**WORK REQUEST**
Work out the count of lines in the entries below that include "name", and write only that count.

**DATA PROVIDED**
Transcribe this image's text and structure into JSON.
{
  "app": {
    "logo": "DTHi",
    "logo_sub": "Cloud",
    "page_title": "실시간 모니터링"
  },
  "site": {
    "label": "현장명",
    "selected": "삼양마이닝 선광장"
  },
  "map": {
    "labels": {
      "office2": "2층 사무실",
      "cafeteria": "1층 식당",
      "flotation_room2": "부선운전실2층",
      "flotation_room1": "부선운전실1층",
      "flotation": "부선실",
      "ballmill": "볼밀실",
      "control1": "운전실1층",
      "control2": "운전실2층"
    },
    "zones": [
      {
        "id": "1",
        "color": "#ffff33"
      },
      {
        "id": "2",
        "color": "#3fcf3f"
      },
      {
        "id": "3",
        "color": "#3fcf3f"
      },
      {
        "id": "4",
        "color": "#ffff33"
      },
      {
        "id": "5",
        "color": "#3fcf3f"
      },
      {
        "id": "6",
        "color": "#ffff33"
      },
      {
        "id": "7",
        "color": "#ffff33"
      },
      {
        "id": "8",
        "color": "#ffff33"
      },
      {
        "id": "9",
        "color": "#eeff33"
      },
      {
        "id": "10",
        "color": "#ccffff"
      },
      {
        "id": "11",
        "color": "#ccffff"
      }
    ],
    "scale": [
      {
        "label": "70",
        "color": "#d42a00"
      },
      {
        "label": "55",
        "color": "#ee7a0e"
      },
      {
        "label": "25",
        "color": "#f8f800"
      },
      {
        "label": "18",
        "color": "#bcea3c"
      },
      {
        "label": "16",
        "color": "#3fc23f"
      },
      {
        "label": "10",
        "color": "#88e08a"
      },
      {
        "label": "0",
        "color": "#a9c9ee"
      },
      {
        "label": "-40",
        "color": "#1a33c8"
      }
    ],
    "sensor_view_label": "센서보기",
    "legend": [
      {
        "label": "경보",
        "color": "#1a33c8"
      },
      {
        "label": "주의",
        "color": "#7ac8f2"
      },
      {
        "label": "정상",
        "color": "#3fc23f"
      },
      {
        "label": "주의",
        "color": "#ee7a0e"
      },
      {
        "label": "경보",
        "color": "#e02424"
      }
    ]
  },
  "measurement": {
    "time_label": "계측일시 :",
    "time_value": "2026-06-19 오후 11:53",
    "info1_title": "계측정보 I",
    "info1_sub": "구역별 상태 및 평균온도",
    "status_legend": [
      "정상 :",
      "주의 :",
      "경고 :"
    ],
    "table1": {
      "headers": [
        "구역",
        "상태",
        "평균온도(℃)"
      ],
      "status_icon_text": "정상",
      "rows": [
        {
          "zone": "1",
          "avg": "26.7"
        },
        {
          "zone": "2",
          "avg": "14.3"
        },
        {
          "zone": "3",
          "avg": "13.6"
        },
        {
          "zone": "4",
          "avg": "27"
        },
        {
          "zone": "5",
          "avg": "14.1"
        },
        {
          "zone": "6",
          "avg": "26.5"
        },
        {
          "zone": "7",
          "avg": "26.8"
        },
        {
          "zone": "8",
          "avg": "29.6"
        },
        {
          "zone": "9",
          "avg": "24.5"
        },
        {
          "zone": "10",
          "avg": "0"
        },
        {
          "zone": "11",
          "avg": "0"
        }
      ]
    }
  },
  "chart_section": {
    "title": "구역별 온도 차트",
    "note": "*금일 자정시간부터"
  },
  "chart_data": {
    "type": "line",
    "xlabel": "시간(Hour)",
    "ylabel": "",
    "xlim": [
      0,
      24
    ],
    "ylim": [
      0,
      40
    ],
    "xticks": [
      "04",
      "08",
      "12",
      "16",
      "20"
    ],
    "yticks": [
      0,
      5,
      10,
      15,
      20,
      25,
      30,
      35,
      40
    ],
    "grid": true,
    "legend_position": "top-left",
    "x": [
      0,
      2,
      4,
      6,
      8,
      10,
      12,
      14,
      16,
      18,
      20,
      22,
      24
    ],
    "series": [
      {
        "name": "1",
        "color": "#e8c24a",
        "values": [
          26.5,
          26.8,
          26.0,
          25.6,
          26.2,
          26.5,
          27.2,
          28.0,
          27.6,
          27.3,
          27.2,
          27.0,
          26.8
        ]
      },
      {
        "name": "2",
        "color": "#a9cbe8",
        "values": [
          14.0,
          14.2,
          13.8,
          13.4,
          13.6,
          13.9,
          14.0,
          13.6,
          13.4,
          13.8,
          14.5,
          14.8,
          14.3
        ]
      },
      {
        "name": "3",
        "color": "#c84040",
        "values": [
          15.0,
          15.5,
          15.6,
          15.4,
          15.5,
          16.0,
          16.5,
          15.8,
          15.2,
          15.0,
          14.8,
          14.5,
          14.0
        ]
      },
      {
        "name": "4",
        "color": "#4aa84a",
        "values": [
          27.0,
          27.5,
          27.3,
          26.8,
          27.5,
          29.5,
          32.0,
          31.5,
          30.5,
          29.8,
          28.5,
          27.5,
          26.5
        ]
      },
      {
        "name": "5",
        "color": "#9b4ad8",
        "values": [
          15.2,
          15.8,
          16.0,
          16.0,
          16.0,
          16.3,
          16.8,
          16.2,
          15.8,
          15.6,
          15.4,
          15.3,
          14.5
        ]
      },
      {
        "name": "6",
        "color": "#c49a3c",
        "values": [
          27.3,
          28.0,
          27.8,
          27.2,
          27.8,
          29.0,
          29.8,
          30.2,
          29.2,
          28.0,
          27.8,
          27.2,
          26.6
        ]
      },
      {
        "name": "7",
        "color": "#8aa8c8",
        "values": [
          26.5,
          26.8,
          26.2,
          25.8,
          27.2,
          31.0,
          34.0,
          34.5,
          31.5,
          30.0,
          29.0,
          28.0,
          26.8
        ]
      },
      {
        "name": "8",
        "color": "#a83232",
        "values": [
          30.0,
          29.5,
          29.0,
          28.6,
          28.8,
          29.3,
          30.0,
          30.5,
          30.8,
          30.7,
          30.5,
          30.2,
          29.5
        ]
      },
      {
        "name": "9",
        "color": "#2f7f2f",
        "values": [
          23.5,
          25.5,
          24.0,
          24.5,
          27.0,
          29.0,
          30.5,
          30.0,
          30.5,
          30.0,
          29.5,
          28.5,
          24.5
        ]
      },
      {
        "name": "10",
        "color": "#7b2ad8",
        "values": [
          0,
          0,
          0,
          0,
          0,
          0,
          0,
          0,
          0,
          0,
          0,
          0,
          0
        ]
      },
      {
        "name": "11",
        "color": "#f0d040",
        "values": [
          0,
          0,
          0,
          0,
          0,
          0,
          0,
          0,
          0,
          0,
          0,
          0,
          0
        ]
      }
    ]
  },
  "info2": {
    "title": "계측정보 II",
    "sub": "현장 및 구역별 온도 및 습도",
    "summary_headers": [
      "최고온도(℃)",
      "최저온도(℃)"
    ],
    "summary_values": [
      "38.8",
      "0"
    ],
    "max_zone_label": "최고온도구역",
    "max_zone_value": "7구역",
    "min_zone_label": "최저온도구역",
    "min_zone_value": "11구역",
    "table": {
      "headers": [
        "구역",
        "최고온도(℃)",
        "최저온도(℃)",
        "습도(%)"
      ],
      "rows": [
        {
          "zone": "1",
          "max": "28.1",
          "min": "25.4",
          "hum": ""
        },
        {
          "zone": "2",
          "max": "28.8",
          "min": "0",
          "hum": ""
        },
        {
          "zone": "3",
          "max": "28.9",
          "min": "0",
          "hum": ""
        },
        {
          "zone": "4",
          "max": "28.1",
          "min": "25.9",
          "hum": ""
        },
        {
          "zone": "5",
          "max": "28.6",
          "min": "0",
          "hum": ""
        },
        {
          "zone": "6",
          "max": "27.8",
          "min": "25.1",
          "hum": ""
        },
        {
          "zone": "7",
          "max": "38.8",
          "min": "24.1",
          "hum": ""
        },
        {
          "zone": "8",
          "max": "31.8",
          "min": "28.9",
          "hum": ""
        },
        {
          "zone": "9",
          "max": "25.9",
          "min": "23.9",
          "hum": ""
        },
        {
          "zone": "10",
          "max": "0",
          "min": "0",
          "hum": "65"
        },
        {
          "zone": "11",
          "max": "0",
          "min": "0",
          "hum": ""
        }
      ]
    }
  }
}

**OUTPUT FOR THIS TASK**
11